Rhetoric vs. Reality: The Joint Employer Standard

Examining the Real-World Impact of the NLRB’s Controversial Browning-Ferris Decision

In the aftermath of the National Labor Relations Board’s (NLRB) Aug. 27, 2015 decision in Browning-Ferris Industries (BFI), which saw the creation of a new “joint employer” standard in federal labor law, questions have been raised about the real-world impact of the ruling on millions of local businesses. As Congress considers the Protecting Local Business Opportunity Act (PLBOA), legislation to repeal the NLRB’s harmful joint-employer ruling, it’s important to separate the common myths from the facts. Get the facts here .

Myth:

The BFI decision is simply a return to the traditional or common law, pre-1984 joint employer standard.

Fact:

There is no pre-1984 common law joint employer standard under the NLRA. The NLRB clarified its joint employer test based on “direct control” in its 1984 TLI and Laerco decisions. Overall, courts and the NLRB have consistently and repeatedly found that for a joint employer relationship to exist, a company must exercise direct, significant control over the terms and conditions of employment of the other entity’s employees.

Myth:

The new joint employer standard will actually be good for small business because, faced with increased NLRA liability, brand companies and franchisors will yield more control to the small businesses with which they hold contracts.

Fact:

Small business livelihoods are threatened because the new “indirect control” standard may compel brand companies to either exercise more direct control over subcontractors or sever relationships altogether.

Myth:

Brand companies and franchisors often share brands, logos, marketing materials, and other resources with subcontractors and franchisees. Therefore, they should be jointly liable for NLRA violations.

Fact:

Marketing and advertising have nothing to do with employment practices. The NLRA’s old joint employer standard was intended to protect businesses from unnecessary involvement in labor negotiations or fights involving workplaces where they do not exercise any direct control. In adopting this new indirect control standard, the NLRB makes employers potentially liable for employees they do not employ and whose working conditions they do not directly control.

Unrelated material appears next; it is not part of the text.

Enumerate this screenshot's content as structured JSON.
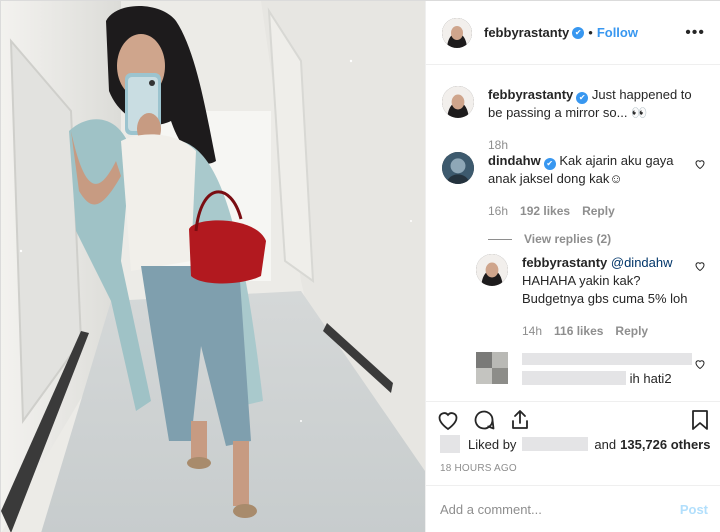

Myth:

Employees working in franchises are employees of the franchisor.

Fact:

Local franchise business owners hire and manage their own employees. Moreover, they run their own businesses and have direct control over their own hiring practices, working conditions, wages, and hours of operations. They have distinct employer identification numbers, file their own taxes and are responsible for following all applicable local, state, and federal laws. A franchisor has no direct control over the hiring, firing, discipline, supervision and direction of its franchisee’s employees.

Myth:

The new joint employer standard established in the BFI decision is simply a slight reinterpretation of the NLRA.

Fact:

The NLRB’s embrace of the nebulous “indirect control” joint employer standard is unprecedented and massive; resulting in almost any economic or contractual relationship now triggering a finding of joint employer status under this new standard. The NLRB’s long-held standard deemed businesses joint employers only when they share direct and immediate control over essential terms and conditions of employment, including hiring, firing, discipline, supervision, and direction.